Before 8:30 p.m. winter constellations twinkle in the west. Most will disappear by mid-May. Aim binoculars to the delicate Seven Sisters (Pleiades star cluster) leading Taurus, Bull lower in the northwest. Bright Jupiter glows in Taurus in the west and sets about 11 p.m. Telescopes reveal the four closest satellite moons dancing around Jupiter. Ruddy Aldebaran (red giant star known as the Bull's red eye) winks from the V-shaped Hyades cluster (Bull's face) below Jupiter. The clusters set early.
Gigantic Orion, Hunter, chases the Bull lower in the northwest. The Great Orion Nebula (stellar nursery) glistens in Orion's sword. Procyon, Little Dog, follows Orion. Brilliant Sirius, blue eye sparkles in Orion's Big Dog in the southwest, trailed by the Pups in the south. Leo, Lion, crawls overhead. The Big Dipper hangs in the north. Its bowl always faces Polaris, North Star. The end of the Little Dipper's handle is Polaris. Capella guides Auriga, Charioteer, lower in the northwest. The dim Beehive star cluster follows the Gemini Twins into the northwest. Bright Arcturus sparkles in the east, beyond the handle of the Big Dipper.
By nightfall, Corvus, Crow, flies ahead of Spica, in Virgo in the southeast. Silver Saturn, encircled by its icy rings, rises in the east in Libra soon after sunset and sets in the west at dawn.
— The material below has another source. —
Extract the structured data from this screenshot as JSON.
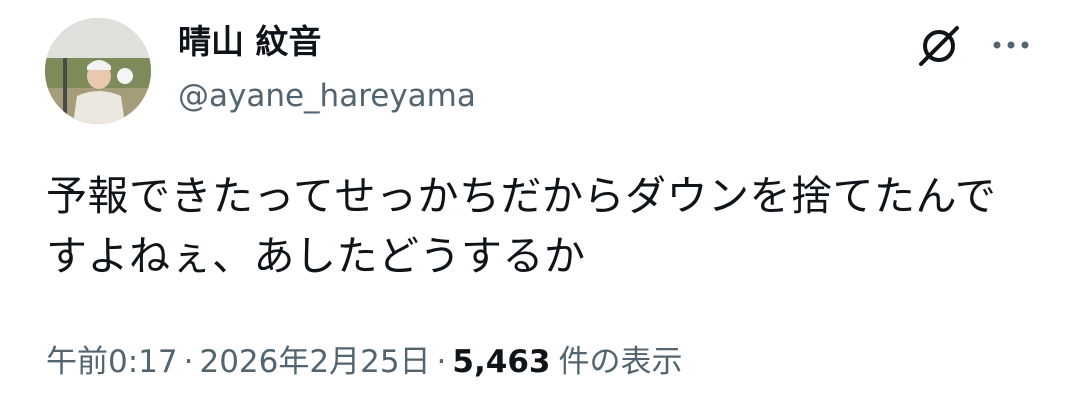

Saturn will be brightest and closest to Earth this week. Telescopes will reveal the Cassini divisions in the rings of ice, and the largest satellite moon Titan orbiting Saturn every 16 nights. Stunning views of Saturn and its satellites moons will be shown in Southern Cross’ high-tech equipment for several weeks at Bill Sadowski Park in Palmetto Bay at 8 p.m. Saturday evenings, weather permitting. Late evening, Hercules leads Vega higher in the northeast. By midnight, the bright moon shines above huge Scorpius low in the southeast.
In the predawn the waning moon floats above the Sagittarian Teapot in the south. The Scorpion crawls toward the southwest. Bright Antares (red supergiant) known as the red heart beats in the Scorpion's torso. Saturn lies above Spica in the west. Vega, in Lyra the Harp, leads the vast Summer Triangle overhead. Cygnus, Swan, soars within the Triangle. The Summer Milky Way (River of Stars) arches from the Teapot to the Triangle, visible from rural areas. Pegasus, Winged Horse, appears in the east. The Big Dipper swings low in the northwest. Arcturus sparkles in the northwest.
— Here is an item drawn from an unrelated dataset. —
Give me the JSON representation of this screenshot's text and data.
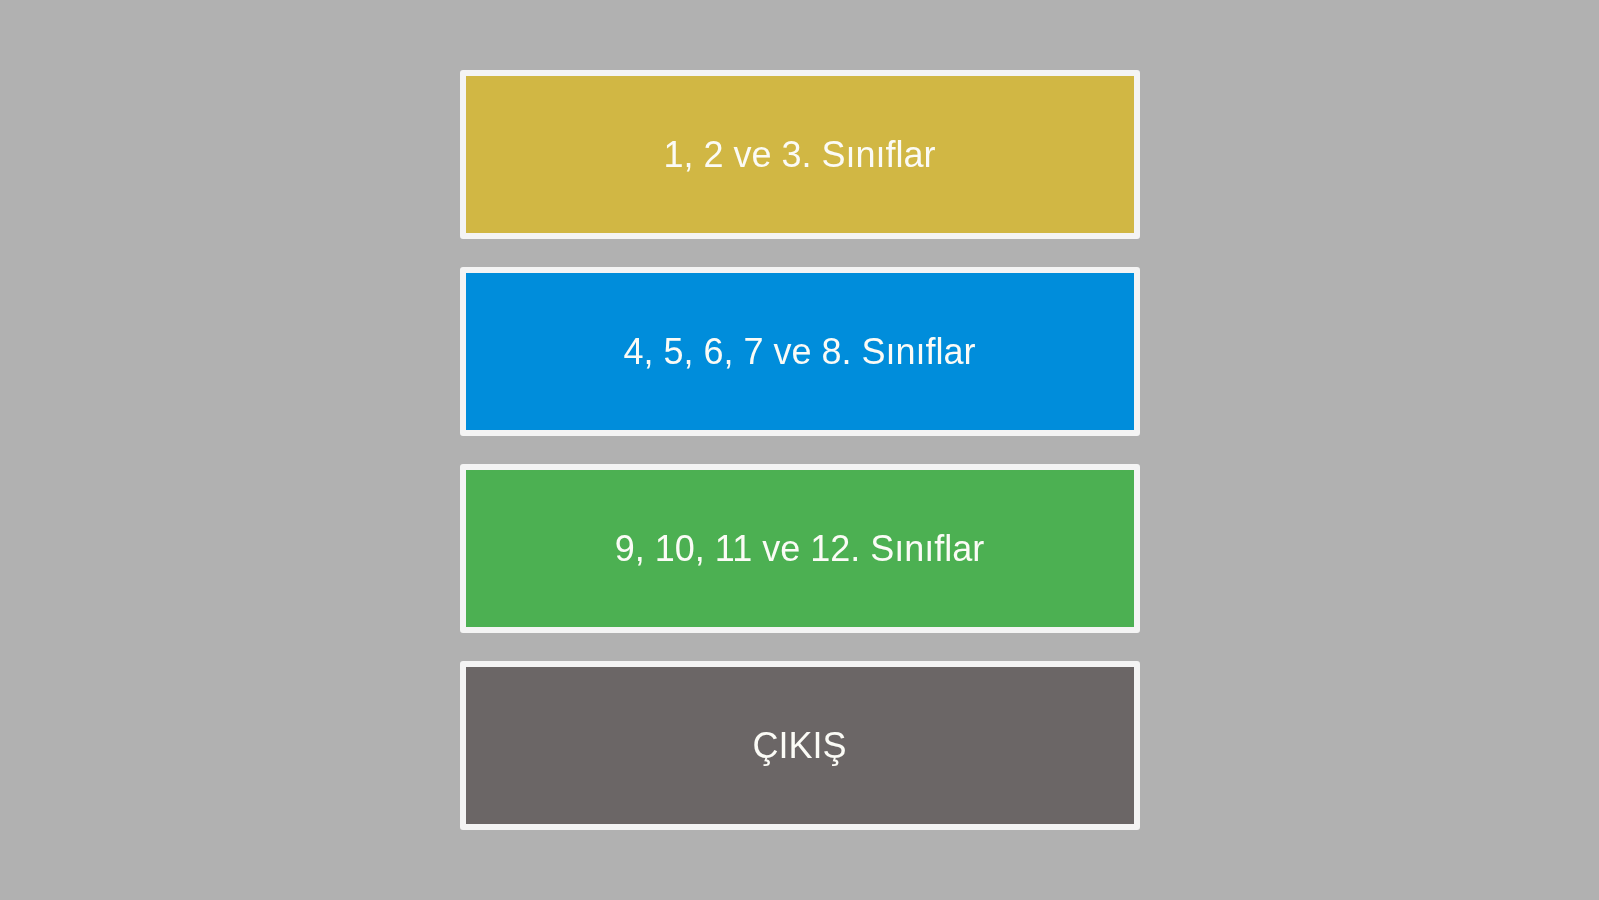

After sunset brilliant Venus makes her debut on the northwestern horizon and sets by nightfall. Three evening planets visible: Venus and Jupiter in the northwest; Saturn in the southeast.
At dusk, aim binoculars and cameras to capture Venus 5 degrees below the Seven Sisters descending toward the northwestern horizon. They set early. About midnight, early Eta Aquarid meteors may be visible from the southeast.
Compiled by Barb Yager, Southern Cross Astronomical Society, 305-661-1375, scas.org